ASSIGNMENT
Within the material, how many of the lines include the word "header"? State only that number.

DATA LISTING
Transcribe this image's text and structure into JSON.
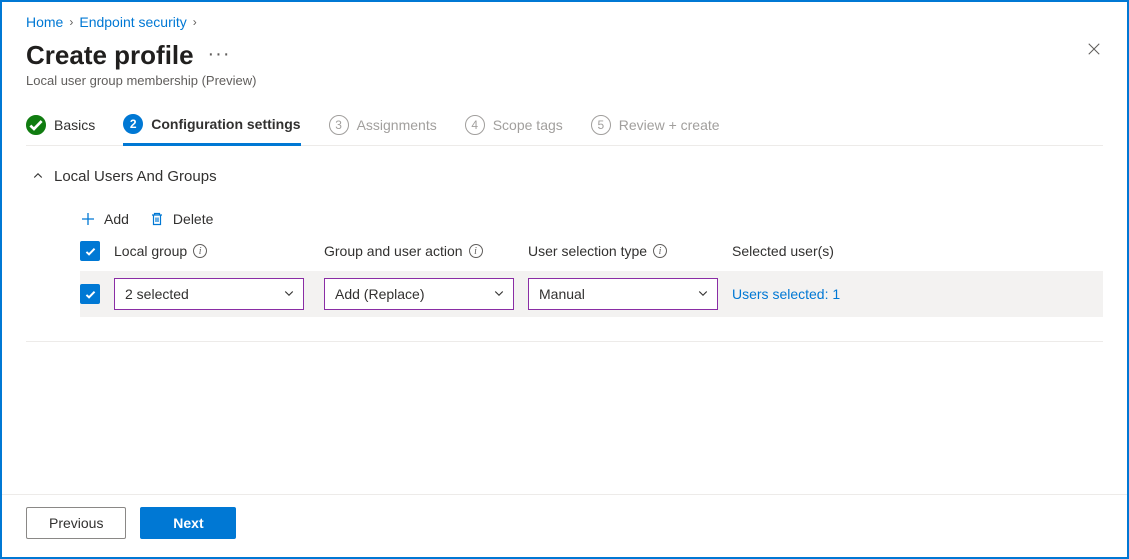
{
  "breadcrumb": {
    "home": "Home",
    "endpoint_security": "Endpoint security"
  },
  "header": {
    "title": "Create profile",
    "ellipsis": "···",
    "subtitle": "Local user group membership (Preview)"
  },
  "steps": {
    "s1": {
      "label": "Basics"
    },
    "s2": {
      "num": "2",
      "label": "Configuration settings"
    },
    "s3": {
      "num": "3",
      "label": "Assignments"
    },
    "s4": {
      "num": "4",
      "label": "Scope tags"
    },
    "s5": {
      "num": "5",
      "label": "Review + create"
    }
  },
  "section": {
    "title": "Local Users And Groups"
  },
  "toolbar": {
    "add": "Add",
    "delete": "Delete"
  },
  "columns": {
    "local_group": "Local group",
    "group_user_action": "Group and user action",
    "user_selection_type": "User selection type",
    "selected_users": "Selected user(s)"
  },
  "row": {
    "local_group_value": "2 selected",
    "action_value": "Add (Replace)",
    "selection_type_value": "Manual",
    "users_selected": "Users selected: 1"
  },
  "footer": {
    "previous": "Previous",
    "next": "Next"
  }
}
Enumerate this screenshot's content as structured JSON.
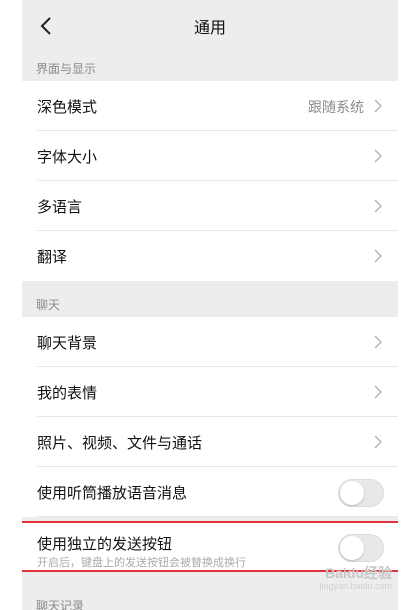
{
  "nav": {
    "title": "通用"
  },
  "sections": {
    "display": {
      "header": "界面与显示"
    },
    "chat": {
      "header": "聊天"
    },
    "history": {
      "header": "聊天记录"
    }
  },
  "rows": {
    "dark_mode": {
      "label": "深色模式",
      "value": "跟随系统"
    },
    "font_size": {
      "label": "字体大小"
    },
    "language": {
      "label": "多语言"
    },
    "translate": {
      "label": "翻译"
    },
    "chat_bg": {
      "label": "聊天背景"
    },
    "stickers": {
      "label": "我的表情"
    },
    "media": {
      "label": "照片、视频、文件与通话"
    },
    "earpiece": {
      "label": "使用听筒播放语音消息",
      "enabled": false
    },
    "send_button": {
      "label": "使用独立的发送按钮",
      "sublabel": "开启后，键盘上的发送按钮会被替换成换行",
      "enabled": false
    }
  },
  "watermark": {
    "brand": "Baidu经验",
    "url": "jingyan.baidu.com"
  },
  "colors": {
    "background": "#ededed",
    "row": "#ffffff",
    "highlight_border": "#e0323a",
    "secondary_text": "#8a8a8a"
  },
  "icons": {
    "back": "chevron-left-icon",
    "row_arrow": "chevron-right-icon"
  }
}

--

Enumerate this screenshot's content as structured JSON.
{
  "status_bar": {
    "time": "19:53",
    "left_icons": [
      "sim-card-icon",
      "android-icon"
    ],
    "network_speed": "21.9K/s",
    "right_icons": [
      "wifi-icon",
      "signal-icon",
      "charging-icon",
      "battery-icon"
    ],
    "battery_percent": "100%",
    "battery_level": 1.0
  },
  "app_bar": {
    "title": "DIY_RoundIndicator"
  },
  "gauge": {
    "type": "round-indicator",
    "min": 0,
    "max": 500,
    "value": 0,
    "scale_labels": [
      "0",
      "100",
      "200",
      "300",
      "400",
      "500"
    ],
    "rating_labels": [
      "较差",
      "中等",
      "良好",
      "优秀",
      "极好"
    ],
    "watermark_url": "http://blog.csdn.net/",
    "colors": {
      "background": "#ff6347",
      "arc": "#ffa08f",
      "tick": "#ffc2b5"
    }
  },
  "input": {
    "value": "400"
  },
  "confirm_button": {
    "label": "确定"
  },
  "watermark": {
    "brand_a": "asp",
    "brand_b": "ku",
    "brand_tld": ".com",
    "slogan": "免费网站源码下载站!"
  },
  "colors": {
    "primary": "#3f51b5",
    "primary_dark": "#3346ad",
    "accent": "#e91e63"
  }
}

ANSWER SPACE
4